» **Problem description**: Every line containing the string "points" should be returned from the records.

» **Information provided**:
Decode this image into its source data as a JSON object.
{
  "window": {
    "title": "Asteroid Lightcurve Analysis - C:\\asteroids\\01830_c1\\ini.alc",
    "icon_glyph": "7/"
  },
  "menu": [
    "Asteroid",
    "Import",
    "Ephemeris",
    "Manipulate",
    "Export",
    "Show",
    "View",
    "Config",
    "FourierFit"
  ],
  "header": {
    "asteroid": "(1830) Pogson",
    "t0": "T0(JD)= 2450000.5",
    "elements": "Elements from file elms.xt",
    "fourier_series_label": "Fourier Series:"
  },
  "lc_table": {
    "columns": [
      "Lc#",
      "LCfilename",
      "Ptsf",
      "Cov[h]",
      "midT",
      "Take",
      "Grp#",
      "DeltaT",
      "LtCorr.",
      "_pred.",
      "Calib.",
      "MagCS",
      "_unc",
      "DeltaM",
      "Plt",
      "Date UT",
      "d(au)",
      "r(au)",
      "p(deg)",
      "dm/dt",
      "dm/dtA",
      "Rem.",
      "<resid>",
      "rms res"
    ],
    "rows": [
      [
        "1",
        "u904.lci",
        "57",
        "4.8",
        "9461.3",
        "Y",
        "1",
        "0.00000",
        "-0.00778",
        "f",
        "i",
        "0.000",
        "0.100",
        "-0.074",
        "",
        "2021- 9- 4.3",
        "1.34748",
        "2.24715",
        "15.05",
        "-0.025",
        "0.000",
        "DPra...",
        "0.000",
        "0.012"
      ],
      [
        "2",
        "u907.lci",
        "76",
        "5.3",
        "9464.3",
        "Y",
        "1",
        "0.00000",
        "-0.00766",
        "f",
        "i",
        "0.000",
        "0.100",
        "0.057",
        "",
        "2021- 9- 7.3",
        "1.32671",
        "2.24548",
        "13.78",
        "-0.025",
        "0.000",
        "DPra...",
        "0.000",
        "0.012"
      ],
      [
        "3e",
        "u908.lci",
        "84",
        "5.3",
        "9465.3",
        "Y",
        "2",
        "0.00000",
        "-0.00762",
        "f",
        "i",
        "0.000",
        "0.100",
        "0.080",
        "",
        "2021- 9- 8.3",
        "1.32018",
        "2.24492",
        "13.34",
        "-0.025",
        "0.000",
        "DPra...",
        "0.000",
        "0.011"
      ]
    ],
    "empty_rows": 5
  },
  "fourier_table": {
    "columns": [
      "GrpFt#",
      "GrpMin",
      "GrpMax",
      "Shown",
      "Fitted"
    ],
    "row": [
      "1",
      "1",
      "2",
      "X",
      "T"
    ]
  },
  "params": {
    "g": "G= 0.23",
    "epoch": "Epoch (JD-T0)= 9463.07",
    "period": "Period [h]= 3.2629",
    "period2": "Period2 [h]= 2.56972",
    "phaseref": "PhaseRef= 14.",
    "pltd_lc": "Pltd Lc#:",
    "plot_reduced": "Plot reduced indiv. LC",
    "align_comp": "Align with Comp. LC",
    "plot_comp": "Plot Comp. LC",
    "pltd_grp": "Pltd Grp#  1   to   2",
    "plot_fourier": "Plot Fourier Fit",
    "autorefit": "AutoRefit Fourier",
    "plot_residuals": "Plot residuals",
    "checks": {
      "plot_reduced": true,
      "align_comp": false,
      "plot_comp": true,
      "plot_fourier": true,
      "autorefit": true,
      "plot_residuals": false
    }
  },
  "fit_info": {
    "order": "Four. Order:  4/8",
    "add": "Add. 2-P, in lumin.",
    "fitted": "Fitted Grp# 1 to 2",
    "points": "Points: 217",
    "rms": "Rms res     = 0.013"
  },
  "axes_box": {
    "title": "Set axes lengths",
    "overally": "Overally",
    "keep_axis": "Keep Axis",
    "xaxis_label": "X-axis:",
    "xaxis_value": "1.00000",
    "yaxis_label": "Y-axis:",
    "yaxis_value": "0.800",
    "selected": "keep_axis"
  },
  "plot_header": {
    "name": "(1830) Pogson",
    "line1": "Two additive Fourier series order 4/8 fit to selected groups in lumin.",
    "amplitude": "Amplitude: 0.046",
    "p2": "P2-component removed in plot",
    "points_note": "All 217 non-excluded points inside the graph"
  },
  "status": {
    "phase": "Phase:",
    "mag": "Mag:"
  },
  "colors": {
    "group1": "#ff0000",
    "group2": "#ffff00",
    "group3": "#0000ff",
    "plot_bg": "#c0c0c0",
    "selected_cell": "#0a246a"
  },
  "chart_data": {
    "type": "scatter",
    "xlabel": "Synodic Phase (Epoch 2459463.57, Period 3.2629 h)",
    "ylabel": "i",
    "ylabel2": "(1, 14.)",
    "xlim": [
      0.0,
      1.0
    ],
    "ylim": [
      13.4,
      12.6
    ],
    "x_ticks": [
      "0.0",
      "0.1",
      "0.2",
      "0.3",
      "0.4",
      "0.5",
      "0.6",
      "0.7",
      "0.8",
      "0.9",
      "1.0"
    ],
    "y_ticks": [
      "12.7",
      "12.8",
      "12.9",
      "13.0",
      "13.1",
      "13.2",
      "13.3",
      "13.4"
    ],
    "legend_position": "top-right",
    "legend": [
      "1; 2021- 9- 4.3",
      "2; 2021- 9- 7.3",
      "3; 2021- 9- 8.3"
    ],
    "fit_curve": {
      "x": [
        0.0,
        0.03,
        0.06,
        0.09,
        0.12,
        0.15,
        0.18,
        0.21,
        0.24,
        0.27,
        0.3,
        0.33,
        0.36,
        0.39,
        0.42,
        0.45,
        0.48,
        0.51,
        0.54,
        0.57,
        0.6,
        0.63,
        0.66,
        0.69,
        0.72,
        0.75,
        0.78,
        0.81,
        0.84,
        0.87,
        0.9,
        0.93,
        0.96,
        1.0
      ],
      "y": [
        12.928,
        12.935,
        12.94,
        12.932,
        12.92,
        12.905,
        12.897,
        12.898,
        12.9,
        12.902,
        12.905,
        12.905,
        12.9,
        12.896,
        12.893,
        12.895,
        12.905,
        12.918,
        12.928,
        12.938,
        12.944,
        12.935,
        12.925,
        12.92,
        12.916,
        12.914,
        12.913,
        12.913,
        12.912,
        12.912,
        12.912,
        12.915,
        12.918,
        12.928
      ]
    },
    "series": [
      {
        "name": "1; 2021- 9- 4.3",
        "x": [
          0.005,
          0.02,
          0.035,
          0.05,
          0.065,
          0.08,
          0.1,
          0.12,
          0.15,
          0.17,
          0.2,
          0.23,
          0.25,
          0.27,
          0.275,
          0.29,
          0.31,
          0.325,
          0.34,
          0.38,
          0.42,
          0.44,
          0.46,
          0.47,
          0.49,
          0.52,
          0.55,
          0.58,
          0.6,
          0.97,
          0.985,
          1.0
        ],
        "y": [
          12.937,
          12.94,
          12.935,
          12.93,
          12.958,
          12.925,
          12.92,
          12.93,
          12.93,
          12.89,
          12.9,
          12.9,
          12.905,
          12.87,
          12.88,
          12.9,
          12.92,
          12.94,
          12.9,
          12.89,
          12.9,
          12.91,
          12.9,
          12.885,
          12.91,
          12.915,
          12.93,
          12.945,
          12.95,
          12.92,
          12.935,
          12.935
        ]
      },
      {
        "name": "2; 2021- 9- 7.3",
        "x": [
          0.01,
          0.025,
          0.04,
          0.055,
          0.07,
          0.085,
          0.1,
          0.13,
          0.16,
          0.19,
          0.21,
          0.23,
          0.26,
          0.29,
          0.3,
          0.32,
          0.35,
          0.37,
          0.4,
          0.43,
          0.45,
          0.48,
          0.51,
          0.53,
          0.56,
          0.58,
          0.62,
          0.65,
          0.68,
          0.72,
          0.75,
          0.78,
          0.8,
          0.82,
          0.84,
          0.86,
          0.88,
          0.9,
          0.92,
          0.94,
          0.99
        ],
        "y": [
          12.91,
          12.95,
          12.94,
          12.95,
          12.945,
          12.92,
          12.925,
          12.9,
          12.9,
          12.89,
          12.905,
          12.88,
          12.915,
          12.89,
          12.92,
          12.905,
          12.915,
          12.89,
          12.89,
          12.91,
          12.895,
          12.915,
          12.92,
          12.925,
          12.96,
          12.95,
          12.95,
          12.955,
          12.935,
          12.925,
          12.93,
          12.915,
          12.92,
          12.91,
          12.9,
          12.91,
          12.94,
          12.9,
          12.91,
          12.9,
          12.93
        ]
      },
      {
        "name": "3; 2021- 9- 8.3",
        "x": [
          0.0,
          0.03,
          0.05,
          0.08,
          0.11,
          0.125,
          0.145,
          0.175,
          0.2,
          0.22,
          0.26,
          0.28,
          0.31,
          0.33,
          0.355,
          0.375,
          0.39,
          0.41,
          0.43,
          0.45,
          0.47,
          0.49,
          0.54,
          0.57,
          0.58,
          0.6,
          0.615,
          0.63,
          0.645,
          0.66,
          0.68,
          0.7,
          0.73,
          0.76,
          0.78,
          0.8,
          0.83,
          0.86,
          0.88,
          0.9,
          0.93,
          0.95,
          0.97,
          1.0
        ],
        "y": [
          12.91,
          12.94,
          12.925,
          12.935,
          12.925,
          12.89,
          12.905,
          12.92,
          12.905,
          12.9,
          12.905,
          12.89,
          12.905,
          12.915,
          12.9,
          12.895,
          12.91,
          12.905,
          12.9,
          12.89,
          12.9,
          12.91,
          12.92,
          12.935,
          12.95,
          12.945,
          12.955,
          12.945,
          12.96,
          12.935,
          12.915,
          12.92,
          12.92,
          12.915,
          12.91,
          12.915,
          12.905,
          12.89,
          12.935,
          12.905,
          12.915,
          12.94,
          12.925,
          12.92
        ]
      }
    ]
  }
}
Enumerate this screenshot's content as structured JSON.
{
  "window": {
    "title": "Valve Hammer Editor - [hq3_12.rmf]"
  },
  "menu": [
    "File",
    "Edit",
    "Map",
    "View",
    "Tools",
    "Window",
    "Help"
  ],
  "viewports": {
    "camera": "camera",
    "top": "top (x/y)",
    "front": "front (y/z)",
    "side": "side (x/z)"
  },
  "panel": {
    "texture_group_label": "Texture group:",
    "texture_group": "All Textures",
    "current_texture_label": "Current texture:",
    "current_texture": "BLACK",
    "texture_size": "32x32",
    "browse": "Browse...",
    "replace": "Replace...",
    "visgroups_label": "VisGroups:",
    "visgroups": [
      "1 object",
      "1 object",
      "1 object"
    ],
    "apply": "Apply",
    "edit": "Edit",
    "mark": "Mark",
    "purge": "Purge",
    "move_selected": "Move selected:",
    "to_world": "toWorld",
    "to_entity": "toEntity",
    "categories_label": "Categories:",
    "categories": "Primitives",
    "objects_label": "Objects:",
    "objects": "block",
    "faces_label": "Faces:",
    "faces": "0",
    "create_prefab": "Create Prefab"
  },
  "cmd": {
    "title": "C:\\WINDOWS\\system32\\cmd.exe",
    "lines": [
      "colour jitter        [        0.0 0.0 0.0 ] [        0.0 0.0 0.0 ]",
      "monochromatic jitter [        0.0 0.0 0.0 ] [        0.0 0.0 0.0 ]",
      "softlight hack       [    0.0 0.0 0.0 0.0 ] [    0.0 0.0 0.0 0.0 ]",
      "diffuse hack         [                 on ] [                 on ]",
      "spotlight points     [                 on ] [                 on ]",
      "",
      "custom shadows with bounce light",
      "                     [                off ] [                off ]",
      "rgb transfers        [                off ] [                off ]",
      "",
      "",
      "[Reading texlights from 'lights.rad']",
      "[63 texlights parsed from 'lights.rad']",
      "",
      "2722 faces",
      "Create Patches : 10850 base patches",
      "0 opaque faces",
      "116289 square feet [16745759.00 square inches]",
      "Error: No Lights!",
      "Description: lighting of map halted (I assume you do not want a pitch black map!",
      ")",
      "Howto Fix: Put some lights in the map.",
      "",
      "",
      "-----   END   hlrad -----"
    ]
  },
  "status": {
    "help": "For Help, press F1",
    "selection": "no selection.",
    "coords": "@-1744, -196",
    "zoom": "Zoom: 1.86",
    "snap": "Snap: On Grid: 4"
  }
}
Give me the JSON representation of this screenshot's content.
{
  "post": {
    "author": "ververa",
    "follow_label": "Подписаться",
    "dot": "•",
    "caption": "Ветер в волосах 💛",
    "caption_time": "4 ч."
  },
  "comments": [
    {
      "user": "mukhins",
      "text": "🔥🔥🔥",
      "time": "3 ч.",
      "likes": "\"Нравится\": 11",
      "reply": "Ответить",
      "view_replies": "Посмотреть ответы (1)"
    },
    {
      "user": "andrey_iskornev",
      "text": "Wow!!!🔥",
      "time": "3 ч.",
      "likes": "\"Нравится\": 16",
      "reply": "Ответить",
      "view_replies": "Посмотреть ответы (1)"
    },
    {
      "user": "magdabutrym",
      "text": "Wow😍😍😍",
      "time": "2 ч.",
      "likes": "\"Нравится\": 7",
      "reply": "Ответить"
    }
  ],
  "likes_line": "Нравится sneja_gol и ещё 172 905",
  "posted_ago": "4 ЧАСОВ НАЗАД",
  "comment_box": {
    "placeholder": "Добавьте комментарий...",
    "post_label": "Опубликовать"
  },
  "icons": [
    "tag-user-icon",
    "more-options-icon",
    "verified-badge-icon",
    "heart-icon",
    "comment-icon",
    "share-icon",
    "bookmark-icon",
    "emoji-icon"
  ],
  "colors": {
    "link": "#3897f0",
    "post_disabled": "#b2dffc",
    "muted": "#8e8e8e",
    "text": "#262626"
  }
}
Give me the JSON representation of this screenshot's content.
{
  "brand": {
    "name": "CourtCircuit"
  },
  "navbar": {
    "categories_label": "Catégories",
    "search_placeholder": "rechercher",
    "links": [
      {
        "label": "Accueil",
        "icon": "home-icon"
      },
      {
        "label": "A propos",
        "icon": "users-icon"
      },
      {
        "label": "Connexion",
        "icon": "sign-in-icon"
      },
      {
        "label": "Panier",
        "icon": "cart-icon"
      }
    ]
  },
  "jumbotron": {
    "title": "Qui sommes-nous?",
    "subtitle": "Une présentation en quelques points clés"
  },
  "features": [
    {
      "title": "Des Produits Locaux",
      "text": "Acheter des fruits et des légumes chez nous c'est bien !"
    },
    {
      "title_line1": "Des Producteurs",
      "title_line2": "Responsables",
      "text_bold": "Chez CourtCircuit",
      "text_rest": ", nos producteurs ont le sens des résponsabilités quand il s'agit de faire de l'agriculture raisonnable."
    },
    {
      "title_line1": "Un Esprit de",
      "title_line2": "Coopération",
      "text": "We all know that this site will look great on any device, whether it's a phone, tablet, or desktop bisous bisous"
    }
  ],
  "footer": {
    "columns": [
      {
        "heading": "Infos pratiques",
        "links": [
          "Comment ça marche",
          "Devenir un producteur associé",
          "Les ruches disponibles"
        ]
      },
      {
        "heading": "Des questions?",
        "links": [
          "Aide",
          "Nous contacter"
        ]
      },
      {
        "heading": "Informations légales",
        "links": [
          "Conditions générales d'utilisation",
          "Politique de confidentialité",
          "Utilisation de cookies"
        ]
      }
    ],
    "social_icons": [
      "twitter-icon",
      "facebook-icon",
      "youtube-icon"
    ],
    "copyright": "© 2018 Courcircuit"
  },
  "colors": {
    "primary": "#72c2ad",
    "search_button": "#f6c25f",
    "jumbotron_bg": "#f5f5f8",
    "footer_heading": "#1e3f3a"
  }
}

» **Solution to this problem**:
    "points": "Points: 217",
    "points_note": "All 217 non-excluded points inside the graph"
      "spotlight points     [                 on ] [                 on ]",
    "subtitle": "Une présentation en quelques points clés"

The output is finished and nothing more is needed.